Throughout his career, Richard Prince has included elements of American popular culture, as well as the icons of modern art history. The artist has described his method as ‘sampling'. Prince makes speculations by setting up complex relationships and creating short-circuits between both image and word. In the two paintings presented in this exhibition, Prince draws on art history by engaging with the work of Pablo Picasso.
Rudolf Stingel takes inspiration from his countryman Ludwig Bemelmans – who, like him, was born in Merano, South Tyrol – and the famous murals which he created for the Carlyle Hotel in New York in 1947. Diverging from their original palette, Stingel’s largely black and white paintings offer photorealistic depictions of individual scenes drawn from Bemelmans’ nostalgic, warmly lit images.
Albert Oehlen (*1954, Krefeld), lives and works in Switzerland. He has been exhibiting regularly at Galerie Max Hetzler since 1981. Oehlen’s work has been the subject of numerous exhibitions in international institutions, including the Sprengel Museum Hannover (duo show with Carroll Dunham); Serpentine Gallery, London (both 2019–2020); Aïshti Foundation, Beirut (2018–2019); Palazzo Grassi, Venice (2018–2019); Museo Nacional de Bellas Artes, Havana (2017); The Cleveland Museum of Art and Guggenheim, Bilbao (2016); New Museum, New York (2015); Kunsthalle Zürich (2015).

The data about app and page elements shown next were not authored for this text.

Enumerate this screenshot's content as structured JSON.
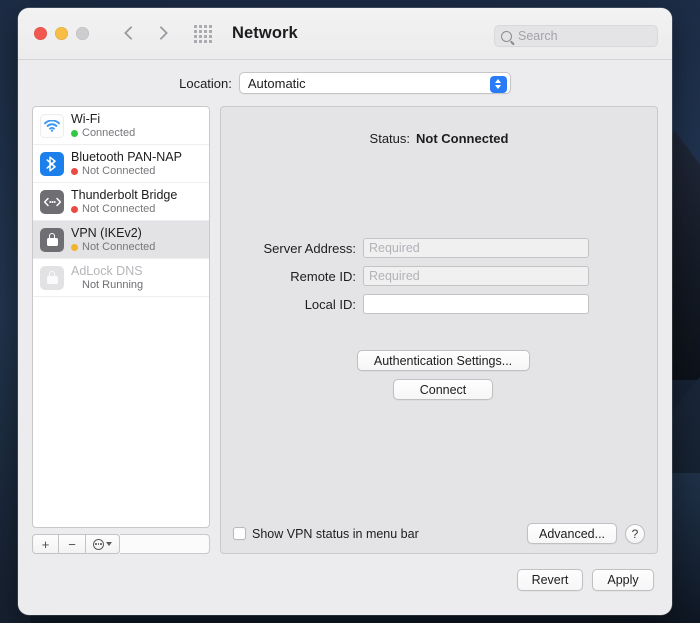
{
  "window": {
    "title": "Network",
    "traffic_lights": [
      "close",
      "minimize",
      "zoom"
    ],
    "nav": {
      "back_icon": "chevron-left-icon",
      "forward_icon": "chevron-right-icon",
      "grid_icon": "show-all-grid-icon"
    }
  },
  "search": {
    "placeholder": "Search",
    "icon": "search-icon"
  },
  "location": {
    "label": "Location:",
    "value": "Automatic",
    "options": [
      "Automatic"
    ]
  },
  "sidebar": {
    "services": [
      {
        "name": "Wi-Fi",
        "status": "Connected",
        "dot": "#33c748",
        "icon": "wifi-icon",
        "selected": false,
        "disabled": false
      },
      {
        "name": "Bluetooth PAN-NAP",
        "status": "Not Connected",
        "dot": "#ea4a40",
        "icon": "bluetooth-icon",
        "selected": false,
        "disabled": false
      },
      {
        "name": "Thunderbolt Bridge",
        "status": "Not Connected",
        "dot": "#ea4a40",
        "icon": "thunderbolt-bridge-icon",
        "selected": false,
        "disabled": false
      },
      {
        "name": "VPN (IKEv2)",
        "status": "Not Connected",
        "dot": "#f0b52c",
        "icon": "vpn-lock-icon",
        "selected": true,
        "disabled": false
      },
      {
        "name": "AdLock DNS",
        "status": "Not Running",
        "dot": "",
        "icon": "dns-lock-icon",
        "selected": false,
        "disabled": true
      }
    ],
    "toolbar": {
      "add_label": "+",
      "remove_label": "−",
      "more_icon": "action-gear-icon",
      "more_chevron_icon": "chevron-down-icon"
    }
  },
  "detail": {
    "status_label": "Status:",
    "status_value": "Not Connected",
    "fields": [
      {
        "label": "Server Address:",
        "value": "",
        "placeholder": "Required",
        "shaded": true
      },
      {
        "label": "Remote ID:",
        "value": "",
        "placeholder": "Required",
        "shaded": true
      },
      {
        "label": "Local ID:",
        "value": "",
        "placeholder": "",
        "shaded": false
      }
    ],
    "auth_settings_label": "Authentication Settings...",
    "connect_label": "Connect",
    "show_vpn_label": "Show VPN status in menu bar",
    "show_vpn_checked": false,
    "advanced_label": "Advanced...",
    "help_label": "?"
  },
  "footer": {
    "revert_label": "Revert",
    "apply_label": "Apply"
  },
  "colors": {
    "accent": "#2a7cf6",
    "connected": "#33c748",
    "not_connected": "#ea4a40",
    "pending": "#f0b52c",
    "window_bg": "#ececee",
    "panel_bg": "#e4e4e6"
  }
}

Richard Prince (*1949, Panama Canal Zone) lives and works in Upstate New York. Prince’s work has been the subject of solo exhibitions in international institutions including the Louisiana Museum of Art, Humblebaek (2022); Museum of Contemporary Art Detroit (2019); Espace cultural Louis Vuitton, Beijing; Astrup Fearnley Museet, Oslo (all 2018); Los Angeles County Museum of Art (2017); The artist participated in the Biennale di Venezia in 2003 and 2007, as well as The Whitney Biennial in 1985, 1987, 1997 and 2004.
Rudolf Stingel (*1956, Merano) lives and works in New York. The artist’s work has been the subject of numerous solo exhibitions in international institutions, including Fondation Beyeler, Basel (2019); Palazzo Grassi, Venice (2013); Secession, Vienna (2012); Neue Nationalgalerie, Berlin (2010); Museum of Contemporary Art, Chicago; Whitney Museum of American Art, New York (both 2007); among others.